Often times, we jump from goal to goal in our lives- seeing only what is just in front of us. A bag of crackers, in this case, might be an example of the next meal you plan on enjoying- whereas the button you press might be the next activity you are determined to accomplish. All the while, struggling just to stay upright and off the ground, as your attention zips from goal to goal. The innocence of the human mind in this interaction is astounding- as we are just bouncing from one thing to the next, finding satisfying interactions that give us bits and pieces of meaning.

Aren't I just like that little girl, with my Father guiding me and keeping me from falling off the sidewalk? Even as the girl was truly unaware of her mother tugging on her hand to keep her from walking into an intersection, is not my Father also holding my hand and keeping me from walking into insurmountable danger without my knowledge? Isn't he looking down at my furrowed brow as I attempt to hit that crosswalk button, or open my bag of goldfish, making sure the fall I just had didn't set me back? Isn't he watching, every time I fall? Isn't he the one that gave me the goldfish in the first place, or held my hand as we walked down the sidewalk, or even provided the raincoat for me?

He is. Every step, every furrowed brow, every cheesy delicious cracker, every fall- He is there, as I am also there for my own children, as this mother also was for hers.
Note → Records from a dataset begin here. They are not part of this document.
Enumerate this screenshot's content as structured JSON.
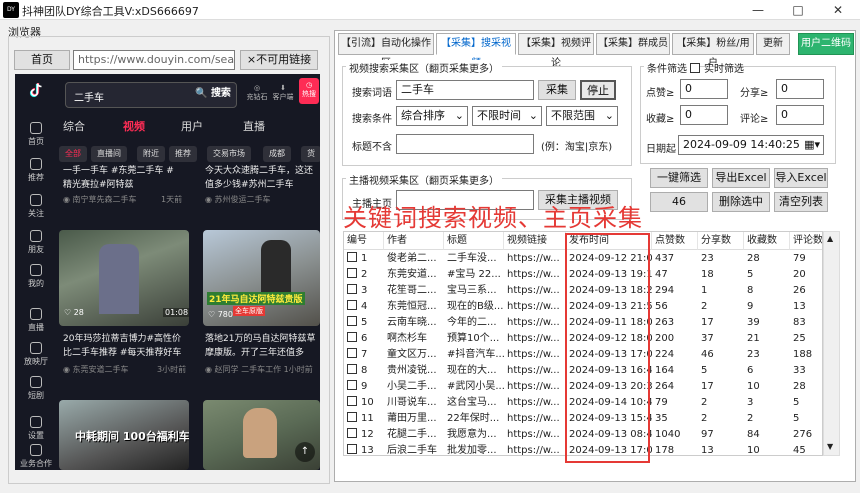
{
  "window": {
    "title": "抖神团队DY综合工具V:xDS666697",
    "icon": "DY"
  },
  "browser": {
    "group_label": "浏览器",
    "home_button": "首页",
    "url": "https://www.douyin.com/search/%E4",
    "no_link_button": "×不可用链接"
  },
  "douyin": {
    "search_query": "二手车",
    "search_button": "搜索",
    "header_icons": [
      "充钻石",
      "客户端",
      "热搜"
    ],
    "sidebar": [
      {
        "label": "首页",
        "icon": "home-icon"
      },
      {
        "label": "推荐",
        "icon": "recommend-icon"
      },
      {
        "label": "关注",
        "icon": "follow-icon"
      },
      {
        "label": "朋友",
        "icon": "friends-icon"
      },
      {
        "label": "我的",
        "icon": "me-icon"
      },
      {
        "label": "直播",
        "icon": "live-icon"
      },
      {
        "label": "放映厅",
        "icon": "theater-icon"
      },
      {
        "label": "短剧",
        "icon": "drama-icon"
      },
      {
        "label": "设置",
        "icon": "settings-icon"
      },
      {
        "label": "业务合作",
        "icon": "business-icon"
      }
    ],
    "tabs": [
      "综合",
      "视频",
      "用户",
      "直播"
    ],
    "active_tab": "视频",
    "chips": [
      "全部",
      "直播间",
      "附近",
      "推荐",
      "交易市场",
      "成都",
      "货"
    ],
    "cards": [
      {
        "title": "一手一手车 #东莞二手车 #精光赛拉#阿特兹",
        "meta": "南宁草先森二手车",
        "age": "1天前",
        "likes": "",
        "duration": ""
      },
      {
        "title": "今天大众速腾二手车，这还值多少钱#苏州二手车",
        "meta": "苏州俊运二手车",
        "age": "",
        "likes": "",
        "duration": ""
      },
      {
        "title": "20年玛莎拉蒂吉博力#高性价比二手车推荐 #每天推荐好车",
        "meta": "东莞安道二手车",
        "age": "3小时前",
        "likes": "28",
        "duration": "01:08"
      },
      {
        "title": "落地21万的马自达阿特兹草摩康版。开了三年还值多",
        "meta": "赵同学 二手车工作",
        "age": "1小时前",
        "likes": "780",
        "duration": ""
      },
      {
        "title": "中耗期间 100台福利车型",
        "meta": "",
        "age": "",
        "likes": "",
        "duration": ""
      },
      {
        "title": "",
        "meta": "",
        "age": "",
        "likes": "",
        "duration": ""
      }
    ],
    "card2_overlay": "21年马自达阿特兹贵版",
    "card2_sub": "全车原版"
  },
  "tabs": [
    "【引流】自动化操作区",
    "【采集】搜采视频",
    "【采集】视频评论",
    "【采集】群成员",
    "【采集】粉丝/用户",
    "更新",
    "用户二维码"
  ],
  "active_tab": "【采集】搜采视频",
  "search_area": {
    "legend": "视频搜索采集区（翻页采集更多）",
    "keyword_label": "搜索词语",
    "keyword_value": "二手车",
    "collect_button": "采集",
    "stop_button": "停止",
    "conditions_label": "搜索条件",
    "sort_value": "综合排序",
    "time_value": "不限时间",
    "range_value": "不限范围",
    "exclude_label": "标题不含",
    "exclude_value": "",
    "exclude_hint": "(例：淘宝|京东)"
  },
  "home_area": {
    "legend": "主播视频采集区（翻页采集更多）",
    "home_label": "主播主页",
    "home_value": "",
    "collect_button": "采集主播视频"
  },
  "filter": {
    "legend": "条件筛选",
    "realtime_label": "实时筛选",
    "likes_label": "点赞≥",
    "likes_value": "0",
    "shares_label": "分享≥",
    "shares_value": "0",
    "favs_label": "收藏≥",
    "favs_value": "0",
    "comments_label": "评论≥",
    "comments_value": "0",
    "date_label": "日期起",
    "date_value": "2024-09-09 14:40:25",
    "buttons": [
      "一键筛选",
      "导出Excel",
      "导入Excel",
      "46",
      "删除选中",
      "清空列表"
    ]
  },
  "overlay_title": "关键词搜索视频、主页采集",
  "table": {
    "headers": [
      "编号",
      "作者",
      "标题",
      "视频链接",
      "发布时间",
      "点赞数",
      "分享数",
      "收藏数",
      "评论数"
    ],
    "rows": [
      [
        "1",
        "俊老弟二...",
        "二手车没...",
        "https://w...",
        "2024-09-12 21:0...",
        "437",
        "23",
        "28",
        "79"
      ],
      [
        "2",
        "东莞安道...",
        "#宝马 22...",
        "https://w...",
        "2024-09-13 19:1...",
        "47",
        "18",
        "5",
        "20"
      ],
      [
        "3",
        "花笙哥二...",
        "宝马三系...",
        "https://w...",
        "2024-09-13 18:2...",
        "294",
        "1",
        "8",
        "26"
      ],
      [
        "4",
        "东莞恒冠...",
        "现在的B级...",
        "https://w...",
        "2024-09-13 21:5...",
        "56",
        "2",
        "9",
        "13"
      ],
      [
        "5",
        "云南车晓...",
        "今年的二...",
        "https://w...",
        "2024-09-11 18:0...",
        "263",
        "17",
        "39",
        "83"
      ],
      [
        "6",
        "啊杰杉车",
        "预算10个...",
        "https://w...",
        "2024-09-12 18:0...",
        "200",
        "37",
        "21",
        "25"
      ],
      [
        "7",
        "童文区万...",
        "#抖音汽车...",
        "https://w...",
        "2024-09-13 17:0...",
        "224",
        "46",
        "23",
        "188"
      ],
      [
        "8",
        "贵州凌锐...",
        "现在的大...",
        "https://w...",
        "2024-09-13 16:4...",
        "164",
        "5",
        "6",
        "33"
      ],
      [
        "9",
        "小吴二手...",
        "#武冈小吴...",
        "https://w...",
        "2024-09-13 20:3...",
        "264",
        "17",
        "10",
        "28"
      ],
      [
        "10",
        "川哥说车...",
        "这台宝马...",
        "https://w...",
        "2024-09-14 10:4...",
        "79",
        "2",
        "3",
        "5"
      ],
      [
        "11",
        "莆田万里...",
        "22年保时...",
        "https://w...",
        "2024-09-13 15:4...",
        "35",
        "2",
        "2",
        "5"
      ],
      [
        "12",
        "花腿二手...",
        "我愿意为...",
        "https://w...",
        "2024-09-13 08:4...",
        "1040",
        "97",
        "84",
        "276"
      ],
      [
        "13",
        "后浪二手车",
        "批发加零...",
        "https://w...",
        "2024-09-13 17:0...",
        "178",
        "13",
        "10",
        "45"
      ]
    ]
  },
  "colors": {
    "accent_red": "#e53935",
    "brand_green": "#2db46f",
    "douyin_bg": "#161823",
    "douyin_pink": "#fe2c55",
    "link_blue": "#0066cc"
  }
}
Look around- He is everywhere, in everything, looking on with love and concern over us all.